• **EXERCISE**: Print every line of the data word for word.
━━━ RECORDS FOR THE TASK ━━━
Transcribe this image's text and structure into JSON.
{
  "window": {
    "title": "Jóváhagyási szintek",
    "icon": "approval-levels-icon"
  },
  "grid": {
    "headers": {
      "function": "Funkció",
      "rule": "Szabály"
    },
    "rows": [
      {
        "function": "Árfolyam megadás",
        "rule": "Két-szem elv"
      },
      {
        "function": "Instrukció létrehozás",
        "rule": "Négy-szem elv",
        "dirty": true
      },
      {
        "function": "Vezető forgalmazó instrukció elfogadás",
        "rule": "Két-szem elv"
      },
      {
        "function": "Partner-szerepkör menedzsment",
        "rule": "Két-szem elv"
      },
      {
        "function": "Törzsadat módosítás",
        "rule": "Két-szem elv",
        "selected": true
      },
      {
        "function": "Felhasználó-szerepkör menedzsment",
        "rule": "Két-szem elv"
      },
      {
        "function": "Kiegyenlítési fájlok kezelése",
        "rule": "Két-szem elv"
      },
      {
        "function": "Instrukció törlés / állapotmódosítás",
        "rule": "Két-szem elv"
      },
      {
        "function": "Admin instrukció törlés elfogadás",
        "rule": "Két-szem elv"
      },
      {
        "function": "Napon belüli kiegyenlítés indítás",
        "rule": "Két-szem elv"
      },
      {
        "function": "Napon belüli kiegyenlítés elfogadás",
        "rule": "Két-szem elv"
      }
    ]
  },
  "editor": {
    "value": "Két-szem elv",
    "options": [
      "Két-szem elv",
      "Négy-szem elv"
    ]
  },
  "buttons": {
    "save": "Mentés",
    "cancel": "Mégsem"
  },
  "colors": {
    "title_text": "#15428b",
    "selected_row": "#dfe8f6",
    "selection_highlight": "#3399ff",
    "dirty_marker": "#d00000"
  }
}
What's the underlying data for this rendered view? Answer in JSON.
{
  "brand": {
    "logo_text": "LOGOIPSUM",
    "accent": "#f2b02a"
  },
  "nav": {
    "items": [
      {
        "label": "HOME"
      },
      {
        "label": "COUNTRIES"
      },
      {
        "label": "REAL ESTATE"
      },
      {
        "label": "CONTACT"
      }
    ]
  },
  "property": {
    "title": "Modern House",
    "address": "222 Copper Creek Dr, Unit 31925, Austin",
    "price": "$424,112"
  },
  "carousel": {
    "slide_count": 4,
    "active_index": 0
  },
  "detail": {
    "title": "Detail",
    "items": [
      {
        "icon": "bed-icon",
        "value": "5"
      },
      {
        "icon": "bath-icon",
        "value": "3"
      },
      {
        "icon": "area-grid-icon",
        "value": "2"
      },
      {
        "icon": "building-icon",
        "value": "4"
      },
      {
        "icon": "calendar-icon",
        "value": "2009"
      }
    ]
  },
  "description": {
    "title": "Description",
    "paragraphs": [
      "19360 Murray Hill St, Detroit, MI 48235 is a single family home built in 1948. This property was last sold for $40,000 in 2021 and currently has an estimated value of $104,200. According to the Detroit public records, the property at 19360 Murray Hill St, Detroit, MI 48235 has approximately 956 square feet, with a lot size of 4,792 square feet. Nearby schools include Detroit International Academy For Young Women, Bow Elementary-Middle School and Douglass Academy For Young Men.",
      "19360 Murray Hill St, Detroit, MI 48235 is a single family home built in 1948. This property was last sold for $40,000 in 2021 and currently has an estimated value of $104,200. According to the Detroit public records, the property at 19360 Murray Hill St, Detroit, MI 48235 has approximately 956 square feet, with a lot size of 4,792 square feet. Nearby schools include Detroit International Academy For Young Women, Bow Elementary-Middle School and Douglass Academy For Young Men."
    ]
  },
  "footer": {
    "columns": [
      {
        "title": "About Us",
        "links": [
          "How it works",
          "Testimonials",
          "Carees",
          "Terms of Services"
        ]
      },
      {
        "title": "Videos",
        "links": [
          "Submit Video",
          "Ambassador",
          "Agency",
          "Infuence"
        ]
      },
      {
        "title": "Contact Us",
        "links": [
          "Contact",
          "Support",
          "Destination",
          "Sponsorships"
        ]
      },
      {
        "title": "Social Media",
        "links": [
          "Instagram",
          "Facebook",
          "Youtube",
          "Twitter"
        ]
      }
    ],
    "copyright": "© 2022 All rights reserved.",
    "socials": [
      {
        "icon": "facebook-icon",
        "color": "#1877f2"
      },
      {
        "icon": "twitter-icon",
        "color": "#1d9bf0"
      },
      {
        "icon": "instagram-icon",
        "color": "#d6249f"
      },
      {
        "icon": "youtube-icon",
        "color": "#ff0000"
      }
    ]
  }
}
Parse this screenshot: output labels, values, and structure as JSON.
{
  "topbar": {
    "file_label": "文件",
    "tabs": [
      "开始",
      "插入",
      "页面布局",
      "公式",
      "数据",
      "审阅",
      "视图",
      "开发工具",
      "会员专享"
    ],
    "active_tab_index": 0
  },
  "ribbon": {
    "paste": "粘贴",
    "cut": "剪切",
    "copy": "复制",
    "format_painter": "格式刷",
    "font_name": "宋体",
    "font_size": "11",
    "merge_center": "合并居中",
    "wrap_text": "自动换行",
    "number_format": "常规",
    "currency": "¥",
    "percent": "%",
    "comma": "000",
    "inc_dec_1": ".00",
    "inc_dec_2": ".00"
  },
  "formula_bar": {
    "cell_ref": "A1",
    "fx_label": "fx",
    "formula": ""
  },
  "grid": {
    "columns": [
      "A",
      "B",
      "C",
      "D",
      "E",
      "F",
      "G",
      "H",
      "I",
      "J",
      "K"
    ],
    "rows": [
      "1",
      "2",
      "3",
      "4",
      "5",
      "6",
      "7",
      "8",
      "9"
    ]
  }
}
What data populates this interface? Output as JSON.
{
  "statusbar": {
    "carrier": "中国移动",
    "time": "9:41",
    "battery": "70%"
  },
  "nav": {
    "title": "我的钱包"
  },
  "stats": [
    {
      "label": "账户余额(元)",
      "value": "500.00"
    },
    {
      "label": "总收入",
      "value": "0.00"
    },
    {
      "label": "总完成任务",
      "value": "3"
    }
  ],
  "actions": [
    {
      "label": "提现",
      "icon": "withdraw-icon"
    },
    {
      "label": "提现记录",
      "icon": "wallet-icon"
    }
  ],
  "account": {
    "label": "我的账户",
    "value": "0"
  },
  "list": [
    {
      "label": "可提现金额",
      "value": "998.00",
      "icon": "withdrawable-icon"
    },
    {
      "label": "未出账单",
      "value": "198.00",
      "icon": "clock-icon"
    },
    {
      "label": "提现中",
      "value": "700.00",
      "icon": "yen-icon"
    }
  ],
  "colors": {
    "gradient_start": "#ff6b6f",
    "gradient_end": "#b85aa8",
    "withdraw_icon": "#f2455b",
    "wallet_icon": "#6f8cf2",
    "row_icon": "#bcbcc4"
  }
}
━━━
• **REPLY TO THE TASK**:
Transcribe this image's text and structure into JSON.
{
  "window": {
    "title": "Jóváhagyási szintek",
    "icon": "approval-levels-icon"
  },
  "grid": {
    "headers": {
      "function": "Funkció",
      "rule": "Szabály"
    },
    "rows": [
      {
        "function": "Árfolyam megadás",
        "rule": "Két-szem elv"
      },
      {
        "function": "Instrukció létrehozás",
        "rule": "Négy-szem elv",
        "dirty": true
      },
      {
        "function": "Vezető forgalmazó instrukció elfogadás",
        "rule": "Két-szem elv"
      },
      {
        "function": "Partner-szerepkör menedzsment",
        "rule": "Két-szem elv"
      },
      {
        "function": "Törzsadat módosítás",
        "rule": "Két-szem elv",
        "selected": true
      },
      {
        "function": "Felhasználó-szerepkör menedzsment",
        "rule": "Két-szem elv"
      },
      {
        "function": "Kiegyenlítési fájlok kezelése",
        "rule": "Két-szem elv"
      },
      {
        "function": "Instrukció törlés / állapotmódosítás",
        "rule": "Két-szem elv"
      },
      {
        "function": "Admin instrukció törlés elfogadás",
        "rule": "Két-szem elv"
      },
      {
        "function": "Napon belüli kiegyenlítés indítás",
        "rule": "Két-szem elv"
      },
      {
        "function": "Napon belüli kiegyenlítés elfogadás",
        "rule": "Két-szem elv"
      }
    ]
  },
  "editor": {
    "value": "Két-szem elv",
    "options": [
      "Két-szem elv",
      "Négy-szem elv"
    ]
  },
  "buttons": {
    "save": "Mentés",
    "cancel": "Mégsem"
  },
  "colors": {
    "title_text": "#15428b",
    "selected_row": "#dfe8f6",
    "selection_highlight": "#3399ff",
    "dirty_marker": "#d00000"
  }
}
What's the underlying data for this rendered view? Answer in JSON.
{
  "brand": {
    "logo_text": "LOGOIPSUM",
    "accent": "#f2b02a"
  },
  "nav": {
    "items": [
      {
        "label": "HOME"
      },
      {
        "label": "COUNTRIES"
      },
      {
        "label": "REAL ESTATE"
      },
      {
        "label": "CONTACT"
      }
    ]
  },
  "property": {
    "title": "Modern House",
    "address": "222 Copper Creek Dr, Unit 31925, Austin",
    "price": "$424,112"
  },
  "carousel": {
    "slide_count": 4,
    "active_index": 0
  },
  "detail": {
    "title": "Detail",
    "items": [
      {
        "icon": "bed-icon",
        "value": "5"
      },
      {
        "icon": "bath-icon",
        "value": "3"
      },
      {
        "icon": "area-grid-icon",
        "value": "2"
      },
      {
        "icon": "building-icon",
        "value": "4"
      },
      {
        "icon": "calendar-icon",
        "value": "2009"
      }
    ]
  },
  "description": {
    "title": "Description",
    "paragraphs": [
      "19360 Murray Hill St, Detroit, MI 48235 is a single family home built in 1948. This property was last sold for $40,000 in 2021 and currently has an estimated value of $104,200. According to the Detroit public records, the property at 19360 Murray Hill St, Detroit, MI 48235 has approximately 956 square feet, with a lot size of 4,792 square feet. Nearby schools include Detroit International Academy For Young Women, Bow Elementary-Middle School and Douglass Academy For Young Men.",
      "19360 Murray Hill St, Detroit, MI 48235 is a single family home built in 1948. This property was last sold for $40,000 in 2021 and currently has an estimated value of $104,200. According to the Detroit public records, the property at 19360 Murray Hill St, Detroit, MI 48235 has approximately 956 square feet, with a lot size of 4,792 square feet. Nearby schools include Detroit International Academy For Young Women, Bow Elementary-Middle School and Douglass Academy For Young Men."
    ]
  },
  "footer": {
    "columns": [
      {
        "title": "About Us",
        "links": [
          "How it works",
          "Testimonials",
          "Carees",
          "Terms of Services"
        ]
      },
      {
        "title": "Videos",
        "links": [
          "Submit Video",
          "Ambassador",
          "Agency",
          "Infuence"
        ]
      },
      {
        "title": "Contact Us",
        "links": [
          "Contact",
          "Support",
          "Destination",
          "Sponsorships"
        ]
      },
      {
        "title": "Social Media",
        "links": [
          "Instagram",
          "Facebook",
          "Youtube",
          "Twitter"
        ]
      }
    ],
    "copyright": "© 2022 All rights reserved.",
    "socials": [
      {
        "icon": "facebook-icon",
        "color": "#1877f2"
      },
      {
        "icon": "twitter-icon",
        "color": "#1d9bf0"
      },
      {
        "icon": "instagram-icon",
        "color": "#d6249f"
      },
      {
        "icon": "youtube-icon",
        "color": "#ff0000"
      }
    ]
  }
}
Parse this screenshot: output labels, values, and structure as JSON.
{
  "topbar": {
    "file_label": "文件",
    "tabs": [
      "开始",
      "插入",
      "页面布局",
      "公式",
      "数据",
      "审阅",
      "视图",
      "开发工具",
      "会员专享"
    ],
    "active_tab_index": 0
  },
  "ribbon": {
    "paste": "粘贴",
    "cut": "剪切",
    "copy": "复制",
    "format_painter": "格式刷",
    "font_name": "宋体",
    "font_size": "11",
    "merge_center": "合并居中",
    "wrap_text": "自动换行",
    "number_format": "常规",
    "currency": "¥",
    "percent": "%",
    "comma": "000",
    "inc_dec_1": ".00",
    "inc_dec_2": ".00"
  },
  "formula_bar": {
    "cell_ref": "A1",
    "fx_label": "fx",
    "formula": ""
  },
  "grid": {
    "columns": [
      "A",
      "B",
      "C",
      "D",
      "E",
      "F",
      "G",
      "H",
      "I",
      "J",
      "K"
    ],
    "rows": [
      "1",
      "2",
      "3",
      "4",
      "5",
      "6",
      "7",
      "8",
      "9"
    ]
  }
}
What data populates this interface? Output as JSON.
{
  "statusbar": {
    "carrier": "中国移动",
    "time": "9:41",
    "battery": "70%"
  },
  "nav": {
    "title": "我的钱包"
  },
  "stats": [
    {
      "label": "账户余额(元)",
      "value": "500.00"
    },
    {
      "label": "总收入",
      "value": "0.00"
    },
    {
      "label": "总完成任务",
      "value": "3"
    }
  ],
  "actions": [
    {
      "label": "提现",
      "icon": "withdraw-icon"
    },
    {
      "label": "提现记录",
      "icon": "wallet-icon"
    }
  ],
  "account": {
    "label": "我的账户",
    "value": "0"
  },
  "list": [
    {
      "label": "可提现金额",
      "value": "998.00",
      "icon": "withdrawable-icon"
    },
    {
      "label": "未出账单",
      "value": "198.00",
      "icon": "clock-icon"
    },
    {
      "label": "提现中",
      "value": "700.00",
      "icon": "yen-icon"
    }
  ],
  "colors": {
    "gradient_start": "#ff6b6f",
    "gradient_end": "#b85aa8",
    "withdraw_icon": "#f2455b",
    "wallet_icon": "#6f8cf2",
    "row_icon": "#bcbcc4"
  }
}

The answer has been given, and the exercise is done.